There are a lot of technology terms out there. Recently it came to my attention that the phrase “The Cloud” isn’t known or understood by everyone so I thought I would write this article to explain what the cloud is, as it refers to technology and the internet.
According to Wikipedia, Cloud computing is the use of computing resources (hardware and software) that are delivered as a service over a network (typically the Internet).
While you may have recently heard the term cloud computing, the fact is this type of computing dates back to the 1950s when universities and corporates used client computers to access more sophisticated mainframe computers over a network.
In fact, one could argue that the internet came about because of the need for better and more sophisticated cloud centric activities.
Of course it wasn’t called “the cloud” back then. That term is a relatively recent one.
What Sorts of Things Can be Done on the Cloud?
You may not realize it but you probably use the cloud daily without even knowing it. Right now you are reading this article on your computer from a website hosted “in the cloud”. You probably get your email from another location, therefore your email is “in the cloud”.
Do you use Facebook, Twitter, Instagram or any other social media service? Then you are likely storing and sharing data via the cloud. Do you watch Netflix? That’s a cloud based service. Do you have your music stored somewhere like Google Music? Yup you guessed it – also a cloud based service.
But there is a lot more you can do with the cloud.
For example, did you know that both Microsoft and Google (and a few others) offer completely cloud based office applications? There you can create, edit and store documents, create and manage spreadsheets and even host websites. One of my favorite of these types of services is from Zoho. I can create and edit documents, store notes and share them with others. They even have a free CRM software, wiki, reminders & todo lists and more. All for free and all in the cloud ready to share with others if you wanted to.

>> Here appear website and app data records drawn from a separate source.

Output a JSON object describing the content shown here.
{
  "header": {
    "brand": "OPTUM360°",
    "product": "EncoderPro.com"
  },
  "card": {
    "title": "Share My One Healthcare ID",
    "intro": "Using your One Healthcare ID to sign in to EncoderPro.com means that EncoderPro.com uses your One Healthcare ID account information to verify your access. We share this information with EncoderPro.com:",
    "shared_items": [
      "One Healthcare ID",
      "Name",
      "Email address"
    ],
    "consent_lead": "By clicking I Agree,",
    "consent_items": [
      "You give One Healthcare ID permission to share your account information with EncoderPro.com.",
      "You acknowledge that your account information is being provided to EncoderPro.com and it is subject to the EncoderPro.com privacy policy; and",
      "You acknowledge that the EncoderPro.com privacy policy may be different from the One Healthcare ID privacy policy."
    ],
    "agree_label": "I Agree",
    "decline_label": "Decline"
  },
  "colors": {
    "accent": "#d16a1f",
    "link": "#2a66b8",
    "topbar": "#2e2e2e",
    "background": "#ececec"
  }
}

There are also many sites that store photos for you and allow you to edit them all within the cloud.
Youtube and other video services allow you to not only upload videos, but edit them as well before sharing with the world.
And then there are the business applications of the cloud.
Companies are embracing “VPN” services, or Virtual Private Networks which allow them to set up secure encrypted connections with their remote employees.
Through the use of a VPN an employee can connect into his office and use his computer as if he were sitting at his desk in the office. All communications between his computer and his office are securely connected and send via encrypted data to each other.
There are also movements to integrate social media with collaboration tools allowing employees to “share” business information securely over services similar to Facebook and Twitter.
That is correct – using Twitter and Facebook-like services companies are connecting their employees better than ever.
The best part of using such services is that the cost of ownership is much less than actually investing in the hardware, software and manpower of such systems to keep them internal. And they are just secure (if not more so) than “internal” systems. Plus, with many of these systems people can tie in their other social media accounts, allowing them to easily integrate their corporate life with their personal life.
Such systems are really ideal for marketing firms. You can give your employees one central dashboard to communicate marketing strategy internally, and then broadcast your marketing message to the world, whether it is to inform the world of a client’s new products or services, or just let them know what’s happening in your company.
There are other applications for the cloud as well.
For example, I use various services to store and share documents, from Dropbox, to Box.net to SkyDrive to Google Drive. Each of these services gives me free storage space to keep documents, pictures and even backup files from my computer.
This way if I need something on another computer, or even my tablet or phone, I can readily access it, make changes to it, and even share with others.
These types of systems are ideal for me as I am able to quickly move documents between devices and take them with me.
Here’s an example:
I recently met with a client regarding their website. I completed a site audit on their site and emailed it to them.
I then stored the audit in my Dropbox. I took my iPad with me to a meeting with them then opened the document on my iPad. This allowed me to go through the document with them without having to print out 20 or 30 pages of it for a single use.
Here’s another example:
We all know the value of backing up your computer. What if your hard drive failed – would you be able to quickly recover?
Well because I keep my important client documents not only on my computer, but also my backup hard drive AND some cloud based services I will always have access to them no matter where I am. I no longer have to complete system backups of my computer, which normally would take hours to do. I just drag the important stuff to my various cloud based service folders and wait for them to sync up with their servers.
As you have probably already guessed – you are already connected to the cloud and use it every day. Cloud based systems and services are so ingrained into the Internet as we know it that it is probably impossible to go through your day WITHOUT using the cloud in some form.